What might the inability to lose weight, low body temperature (Raynaud’s & cold extremities), lack of energy, depression, chronic constipation, elevated cholesterol, hair loss (eye brow and body hair), sub optimal immune function, varicose veins, skin problems, haemorrhoids, infertility, blood sugar and sex hormone imbalances all have in common? The thyroid…..
The thyroid is a butterfly shaped gland that is located just below the ‘Adam’s apple’ in the neck. Optimal function of this gland is central to well being with its primary role being that of controlling metabolic rate. All cells in the body are influenced by thyroid hormones. This is why thyroid dysfunction has been described as ‘the great pretender’ masquerading as almost any condition that you can imagine.
Low thyroid function is the most common form of dysfunction (10 times more common in women). 90% of low thyroid dysfunction is caused by Hashimoto’s (an autoimmune condition where the body’s immune system attacks the thyroid gland).
The production and balance of thyroid hormones is an intricate process that depends on a multitude of nutritional and environmental factors that need to be in balance.
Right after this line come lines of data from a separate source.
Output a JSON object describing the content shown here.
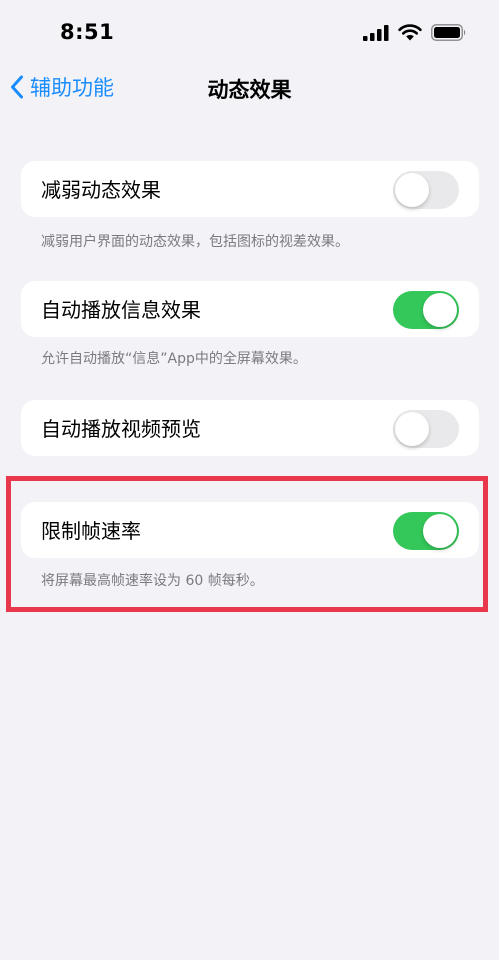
{
  "status_bar": {
    "time": "8:51",
    "icons": [
      "cellular-signal-icon",
      "wifi-icon",
      "battery-icon"
    ]
  },
  "nav": {
    "back_label": "辅助功能",
    "title": "动态效果"
  },
  "settings": [
    {
      "label": "减弱动态效果",
      "enabled": false,
      "footnote": "减弱用户界面的动态效果，包括图标的视差效果。"
    },
    {
      "label": "自动播放信息效果",
      "enabled": true,
      "footnote": "允许自动播放“信息”App中的全屏幕效果。"
    },
    {
      "label": "自动播放视频预览",
      "enabled": false,
      "footnote": ""
    },
    {
      "label": "限制帧速率",
      "enabled": true,
      "footnote": "将屏幕最高帧速率设为 60 帧每秒。"
    }
  ],
  "colors": {
    "background": "#f2f2f7",
    "accent_blue": "#1a8dfe",
    "toggle_on": "#34c759",
    "toggle_off": "#e9e9eb",
    "highlight_border": "#e8364a"
  }
}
The simplistic version goes like this: The thyroid gland is stimulated to produce its main hormone T4 (thyroxine) by the action of thyroid stimulating hormone (TSH). T4 (the storage hormone) circulates round the body and has to be converted into T3, the ‘active’ hormone. Without T3 the cells would not respond. Here lies the problem. Efficient conversion of T4 to T3 is dependent on the presence of key nutrients and optimal gut health. Nutritional deficiencies (selenium, iodine, iron, copper, magnesium, manganese, zinc, chromium, calcium, vitamins A, B, C, D and E) and the presence of toxic metals (mercury, cadmium, arsenic, aluminium), BPA and certain medications are known to impact thyroid performance. Stress, adrenal health and systemic inflammation also play a significant role. So optimal thyroid health is dependent on a raft of key variables that unsurprisingly include a balanced microflora/ecology in the gut, a low toxic load and a nutrient dense diet.
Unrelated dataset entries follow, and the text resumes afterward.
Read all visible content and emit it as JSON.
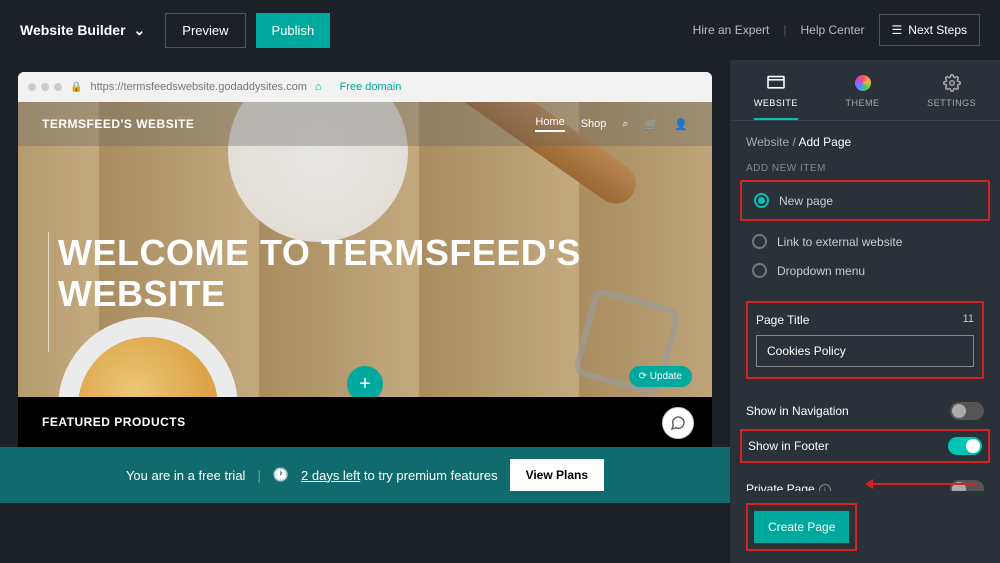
{
  "brand": "Website Builder",
  "top": {
    "preview": "Preview",
    "publish": "Publish",
    "hire": "Hire an Expert",
    "help": "Help Center",
    "next": "Next Steps"
  },
  "browser": {
    "url": "https://termsfeedswebsite.godaddysites.com",
    "free": "Free domain"
  },
  "site": {
    "name": "TERMSFEED'S WEBSITE",
    "nav": {
      "home": "Home",
      "shop": "Shop"
    },
    "hero1": "WELCOME TO TERMSFEED'S",
    "hero2": "WEBSITE",
    "update": "Update",
    "featured": "FEATURED PRODUCTS"
  },
  "trial": {
    "msg": "You are in a free trial",
    "days": "2 days left",
    "rest": "to try premium features",
    "plans": "View Plans"
  },
  "sidebar": {
    "tabs": {
      "website": "WEBSITE",
      "theme": "THEME",
      "settings": "SETTINGS"
    },
    "crumb_root": "Website",
    "crumb_cur": "Add Page",
    "add_label": "ADD NEW ITEM",
    "radios": {
      "new": "New page",
      "link": "Link to external website",
      "dropdown": "Dropdown menu"
    },
    "page_title_label": "Page Title",
    "page_title_count": "11",
    "page_title_value": "Cookies Policy",
    "toggles": {
      "nav": "Show in Navigation",
      "footer": "Show in Footer",
      "private": "Private Page"
    },
    "create": "Create Page"
  }
}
Dr Broda Barnes (an eminent endocrinologist who dedicated most of his professional career to thyroid dysfunction) noticed that average body temperature is significantly lower if you are presenting with low thyroid function (as metabolic rate (which controls temperature) is controlled by thyroid hormones). He devised a simple test that effectively measures the cellular response to thyroid hormones and not simply levels of thyroid hormones in the blood. The Barnes Basal Temperature test can be done in the comfort of your own home with the only requirement being the ownership of a mercury or modern day analogue thermometer (digital thermometers are not accurate enough). I often suggest this test with clients that I feel maybe presenting with thyroid dysfunction and use the results to support a request for further comprehensive evaluation (not just levels of TSH – but the full array of thyroid hormones and antibodies) via their GPs. If the GP does not oblige, then there are a number of comprehensive thyroid panels that can be run privately.
Unfortunately the modern medical general practice approach to thyroid dysfunction is too simplistic. Research suggests that measurement of TSH levels alone is not always sufficient to diagnose dysfunction (you can have normal TSH levels and still have thyroid dysfunction) and the prescription and monitoring of only T4 (for those taking prescribed medication to help manage low thyroid function) may well work for some, but as I see regularly in my clinic, it often does not work for others.